It is by a process of unifying diverse areas of knowledge that we come to understand, for example, what life is. The unifying is not simply the adding together of information from different specialties. Rather, it involves recognizing the unity of the whole through a new level of insight, dependent upon each of the specialized sciences, but involving a new plane of understanding.
It is the role of natural philosophy to perform this unifying function for the natural sciences, whereas metaphysics unifies knowledge from the natural sciences with exclusively non-material features of reality. Whatever one might think of the adequacy of Nagel’s specific proposal to broaden the scope of science, his basic intuition to enlarge our intellectual vision remains sound. Natural philosophy helps us to distinguish between those things that are truly one, in the various senses of one, and those things that are accidental heaps of discrete parts. The unity of a chemical compound, for example, is different in kind from the mere contiguity of its diverse elements. Water is more than the sum of hydrogen and oxygen, even though it has no additional material components.

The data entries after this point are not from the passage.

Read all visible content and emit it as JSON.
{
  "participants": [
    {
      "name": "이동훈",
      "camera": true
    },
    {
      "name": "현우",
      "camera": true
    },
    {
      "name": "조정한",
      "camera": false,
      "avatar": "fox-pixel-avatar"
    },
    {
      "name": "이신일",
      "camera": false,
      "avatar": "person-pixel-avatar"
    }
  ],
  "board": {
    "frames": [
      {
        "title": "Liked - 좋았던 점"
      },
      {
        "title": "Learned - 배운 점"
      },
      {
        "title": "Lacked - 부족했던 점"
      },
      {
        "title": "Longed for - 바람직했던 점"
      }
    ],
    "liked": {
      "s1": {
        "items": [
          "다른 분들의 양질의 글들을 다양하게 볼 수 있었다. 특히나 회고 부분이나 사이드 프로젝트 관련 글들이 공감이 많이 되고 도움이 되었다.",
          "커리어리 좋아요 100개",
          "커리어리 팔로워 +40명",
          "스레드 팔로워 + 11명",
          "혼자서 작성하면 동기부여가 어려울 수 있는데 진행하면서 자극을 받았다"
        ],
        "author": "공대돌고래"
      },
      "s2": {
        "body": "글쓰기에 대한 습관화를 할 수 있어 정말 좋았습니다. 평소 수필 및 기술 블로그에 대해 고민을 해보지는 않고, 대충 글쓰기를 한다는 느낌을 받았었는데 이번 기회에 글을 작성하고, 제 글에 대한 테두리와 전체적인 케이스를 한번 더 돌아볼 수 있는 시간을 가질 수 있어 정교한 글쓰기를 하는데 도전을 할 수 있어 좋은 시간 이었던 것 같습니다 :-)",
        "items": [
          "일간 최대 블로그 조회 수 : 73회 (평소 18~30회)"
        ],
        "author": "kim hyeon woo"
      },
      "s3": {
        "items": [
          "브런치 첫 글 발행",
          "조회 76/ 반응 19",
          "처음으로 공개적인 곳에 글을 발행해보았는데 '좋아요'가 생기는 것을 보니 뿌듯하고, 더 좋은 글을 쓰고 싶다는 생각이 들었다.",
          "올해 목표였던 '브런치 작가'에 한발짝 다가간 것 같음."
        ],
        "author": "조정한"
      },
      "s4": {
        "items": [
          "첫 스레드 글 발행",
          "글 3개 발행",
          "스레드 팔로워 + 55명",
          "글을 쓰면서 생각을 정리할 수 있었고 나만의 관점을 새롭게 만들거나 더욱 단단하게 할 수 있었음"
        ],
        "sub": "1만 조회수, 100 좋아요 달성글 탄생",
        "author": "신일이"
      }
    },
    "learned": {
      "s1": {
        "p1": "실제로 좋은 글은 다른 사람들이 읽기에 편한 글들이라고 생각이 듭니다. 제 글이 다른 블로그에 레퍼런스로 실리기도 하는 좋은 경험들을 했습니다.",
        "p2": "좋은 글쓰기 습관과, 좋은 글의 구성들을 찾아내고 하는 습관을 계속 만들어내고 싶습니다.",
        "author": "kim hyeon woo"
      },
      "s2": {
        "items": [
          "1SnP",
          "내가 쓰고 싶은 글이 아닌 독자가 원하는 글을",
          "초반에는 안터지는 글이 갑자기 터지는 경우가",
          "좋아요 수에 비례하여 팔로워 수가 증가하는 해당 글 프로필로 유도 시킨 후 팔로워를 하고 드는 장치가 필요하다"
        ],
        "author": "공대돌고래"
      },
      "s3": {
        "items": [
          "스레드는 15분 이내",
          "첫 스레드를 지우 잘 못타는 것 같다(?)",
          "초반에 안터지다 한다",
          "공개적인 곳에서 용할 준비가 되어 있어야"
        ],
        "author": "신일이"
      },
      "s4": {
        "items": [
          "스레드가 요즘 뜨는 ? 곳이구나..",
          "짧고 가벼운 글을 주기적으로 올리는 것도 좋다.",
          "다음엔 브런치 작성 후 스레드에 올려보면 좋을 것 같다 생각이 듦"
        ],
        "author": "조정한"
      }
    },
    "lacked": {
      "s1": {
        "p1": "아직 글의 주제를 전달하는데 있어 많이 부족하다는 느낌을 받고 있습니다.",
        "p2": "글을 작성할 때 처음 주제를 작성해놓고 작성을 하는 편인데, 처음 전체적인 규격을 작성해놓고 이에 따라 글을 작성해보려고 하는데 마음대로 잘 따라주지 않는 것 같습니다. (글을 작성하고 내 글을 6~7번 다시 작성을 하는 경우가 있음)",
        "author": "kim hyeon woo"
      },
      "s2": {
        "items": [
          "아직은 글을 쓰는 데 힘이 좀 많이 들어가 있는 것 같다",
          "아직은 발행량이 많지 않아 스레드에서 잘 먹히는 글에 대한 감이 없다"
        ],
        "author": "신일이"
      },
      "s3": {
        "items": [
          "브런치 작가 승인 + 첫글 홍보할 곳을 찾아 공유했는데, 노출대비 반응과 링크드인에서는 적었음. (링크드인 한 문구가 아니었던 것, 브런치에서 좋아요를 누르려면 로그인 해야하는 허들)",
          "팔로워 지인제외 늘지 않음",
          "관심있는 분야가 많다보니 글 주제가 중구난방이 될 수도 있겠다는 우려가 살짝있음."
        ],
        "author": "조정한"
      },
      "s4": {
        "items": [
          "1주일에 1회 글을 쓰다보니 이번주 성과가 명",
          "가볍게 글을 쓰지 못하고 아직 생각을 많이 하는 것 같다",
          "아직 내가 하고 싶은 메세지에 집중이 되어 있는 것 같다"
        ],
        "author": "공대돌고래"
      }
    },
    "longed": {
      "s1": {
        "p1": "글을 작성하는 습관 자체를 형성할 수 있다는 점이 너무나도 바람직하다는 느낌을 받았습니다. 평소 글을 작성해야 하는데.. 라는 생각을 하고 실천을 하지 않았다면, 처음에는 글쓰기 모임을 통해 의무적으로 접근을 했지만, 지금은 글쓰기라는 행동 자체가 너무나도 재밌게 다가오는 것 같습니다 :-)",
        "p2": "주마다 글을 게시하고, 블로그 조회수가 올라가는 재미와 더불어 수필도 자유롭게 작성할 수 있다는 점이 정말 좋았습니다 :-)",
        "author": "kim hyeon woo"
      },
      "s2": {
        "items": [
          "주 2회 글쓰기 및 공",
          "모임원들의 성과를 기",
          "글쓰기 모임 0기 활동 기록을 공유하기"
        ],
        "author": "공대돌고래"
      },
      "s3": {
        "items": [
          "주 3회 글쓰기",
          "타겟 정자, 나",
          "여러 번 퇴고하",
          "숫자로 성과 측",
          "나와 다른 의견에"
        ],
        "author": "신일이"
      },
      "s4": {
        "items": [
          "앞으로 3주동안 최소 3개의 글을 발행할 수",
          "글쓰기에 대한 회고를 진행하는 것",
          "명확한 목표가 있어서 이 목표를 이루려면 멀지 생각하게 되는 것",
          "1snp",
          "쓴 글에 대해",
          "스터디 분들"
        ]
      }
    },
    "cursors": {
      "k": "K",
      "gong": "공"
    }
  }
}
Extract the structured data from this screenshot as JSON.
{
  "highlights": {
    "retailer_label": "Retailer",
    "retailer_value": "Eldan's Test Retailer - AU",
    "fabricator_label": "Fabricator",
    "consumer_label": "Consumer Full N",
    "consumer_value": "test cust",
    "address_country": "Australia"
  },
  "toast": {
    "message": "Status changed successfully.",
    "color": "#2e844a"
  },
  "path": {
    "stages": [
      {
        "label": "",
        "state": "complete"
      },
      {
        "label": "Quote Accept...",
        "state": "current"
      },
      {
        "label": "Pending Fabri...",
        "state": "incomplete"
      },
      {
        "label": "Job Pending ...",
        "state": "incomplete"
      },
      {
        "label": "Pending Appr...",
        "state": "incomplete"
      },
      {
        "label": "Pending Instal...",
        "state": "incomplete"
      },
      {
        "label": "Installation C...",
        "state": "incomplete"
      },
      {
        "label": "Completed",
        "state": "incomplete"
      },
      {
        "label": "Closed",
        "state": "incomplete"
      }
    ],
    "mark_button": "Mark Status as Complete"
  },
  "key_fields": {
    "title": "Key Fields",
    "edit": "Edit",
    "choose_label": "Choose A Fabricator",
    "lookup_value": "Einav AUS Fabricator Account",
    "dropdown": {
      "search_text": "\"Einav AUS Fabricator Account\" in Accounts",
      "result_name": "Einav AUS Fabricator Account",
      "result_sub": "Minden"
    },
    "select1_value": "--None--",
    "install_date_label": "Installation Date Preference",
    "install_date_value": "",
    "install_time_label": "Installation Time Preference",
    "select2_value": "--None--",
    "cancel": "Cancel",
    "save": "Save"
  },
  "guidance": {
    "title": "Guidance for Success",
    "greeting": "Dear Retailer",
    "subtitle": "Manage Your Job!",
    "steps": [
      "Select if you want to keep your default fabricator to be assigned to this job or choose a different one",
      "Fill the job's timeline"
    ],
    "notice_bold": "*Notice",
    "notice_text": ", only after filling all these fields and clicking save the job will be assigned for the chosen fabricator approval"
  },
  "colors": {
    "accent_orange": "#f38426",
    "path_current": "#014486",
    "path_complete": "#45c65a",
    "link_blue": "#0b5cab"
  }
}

Understanding unity in nature is not only a theoretical or speculative concern. If a human being is not one thing—that is, if he or she does not possess an intrinsic principle of unity, precisely as a human being—then no one can really be a cause of his or her own activity. Causal action flows from the nature of things. Human beings think and act; it is not the brain that thinks nor the body that acts. Without real human causal agency—agency that would not exist absent a human being’s being one thing—there could be no human responsibility for any action. In such a scenario, ethics becomes the real illusion.
William Carroll is the Thomas Aquinas Fellow in Theology and Science at Blackfriars Hall and a member of the Faculty of Theology and Religion of the University of Oxford.